The value chain can be summarised as a chain of activities by which a firm can bring in materials, create a good or service, market it, and provide service after a sale is made. Each step has the potential for creating more value for the customer.
A firm needs to evaluate the costs and performance associated with each activity and try to improve the processes for the benefit of the customer. The best way to handle the situation is to benchmark processes and costs associated with each activity and then take steps to build efficiency into the company system.
The success of the marketing department does not guarantee overall success, because every department needs to be integrated with the ‘customer value goal’ in mind. In a traditional company, there is contact only between the marketing department and the buyer; the rest of the departments only feed the marketing department for business success.
In this case, the marketing department provides all the information to the customer and also brings back all the information into the organization.
Modern marketing demands that every department should be aware of the expectations of customers. A real marketing-oriented company should develop systems and procedures so that customer template is always at the forefront of every department.
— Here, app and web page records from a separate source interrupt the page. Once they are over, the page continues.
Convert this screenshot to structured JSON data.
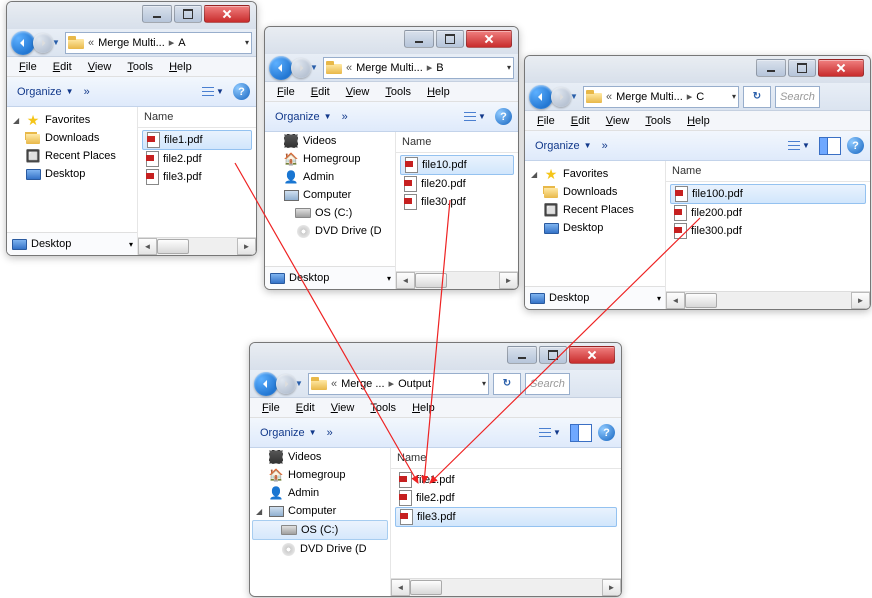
{
  "menu": {
    "file": "File",
    "edit": "Edit",
    "view": "View",
    "tools": "Tools",
    "help": "Help"
  },
  "toolbar": {
    "organize": "Organize",
    "chevron": "»"
  },
  "column": {
    "name": "Name"
  },
  "search_placeholder": "Search",
  "nav": {
    "favorites": "Favorites",
    "downloads": "Downloads",
    "recent": "Recent Places",
    "desktop": "Desktop",
    "videos": "Videos",
    "homegroup": "Homegroup",
    "admin": "Admin",
    "computer": "Computer",
    "os": "OS (C:)",
    "dvd": "DVD Drive (D"
  },
  "winA": {
    "crumb_root": "Merge Multi...",
    "crumb_leaf": "A",
    "files": [
      "file1.pdf",
      "file2.pdf",
      "file3.pdf"
    ]
  },
  "winB": {
    "crumb_root": "Merge Multi...",
    "crumb_leaf": "B",
    "files": [
      "file10.pdf",
      "file20.pdf",
      "file30.pdf"
    ]
  },
  "winC": {
    "crumb_root": "Merge Multi...",
    "crumb_leaf": "C",
    "files": [
      "file100.pdf",
      "file200.pdf",
      "file300.pdf"
    ]
  },
  "winOut": {
    "crumb_root": "Merge ...",
    "crumb_leaf": "Output",
    "files": [
      "file1.pdf",
      "file2.pdf",
      "file3.pdf"
    ]
  }
}
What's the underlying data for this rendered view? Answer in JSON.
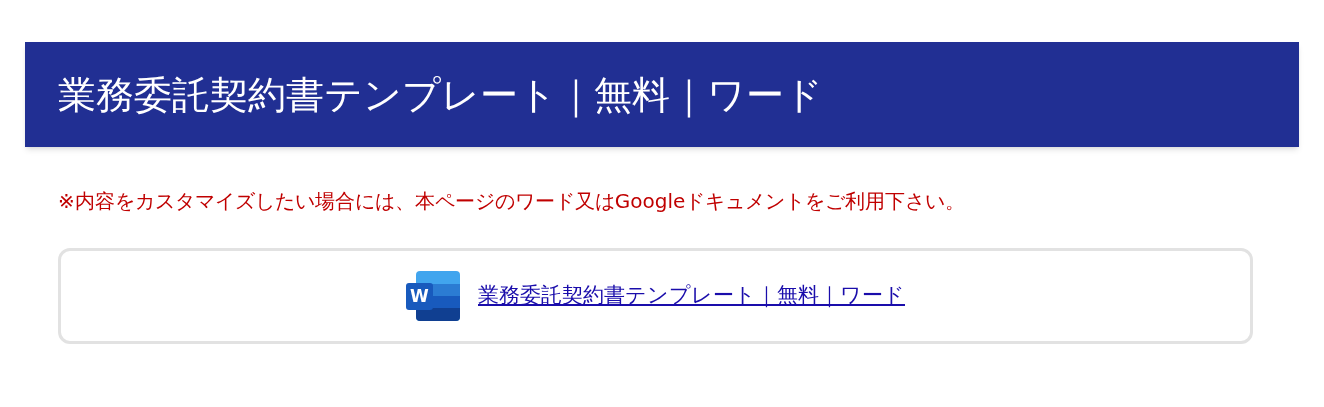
{
  "header": {
    "title": "業務委託契約書テンプレート｜無料｜ワード"
  },
  "notice": "※内容をカスタマイズしたい場合には、本ページのワード又はGoogleドキュメントをご利用下さい。",
  "download": {
    "icon_letter": "W",
    "link": "業務委託契約書テンプレート｜無料｜ワード"
  }
}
Senior management should try to increase intimacy between the departments and customers so that organizational activities will evolve with the life cycle of customers.
Core Business Processes
- Market Sensing Process
- New Product Launch Process
- Customer Acquisition Process
- Customer Relationship Management Process
- Fulfilment Management Process
Market Sensing Process
This process involves the collection of market knowledge, customer intelligence, dissemination of this information within the organization, and taking suitable responses for the benefit of both the company and customers.
New Product Launch Process
This process involves all the activities that a firm takes in researching, designing, developing, and launching new, high-quality offers within the company’s marketing budget.
Customer Acquisition Process
This process involves all the activities in defining the target market and prospecting new customers.
Customer Relationship Management Process
This process involves all the activities in building a deeper understanding of customer interactions, building relationships, and designing offerings to suit individual customers.
Fulfilment Management Process
This process involves all the activities in receiving and approving orders, shipping the goods on time, and realizing payments.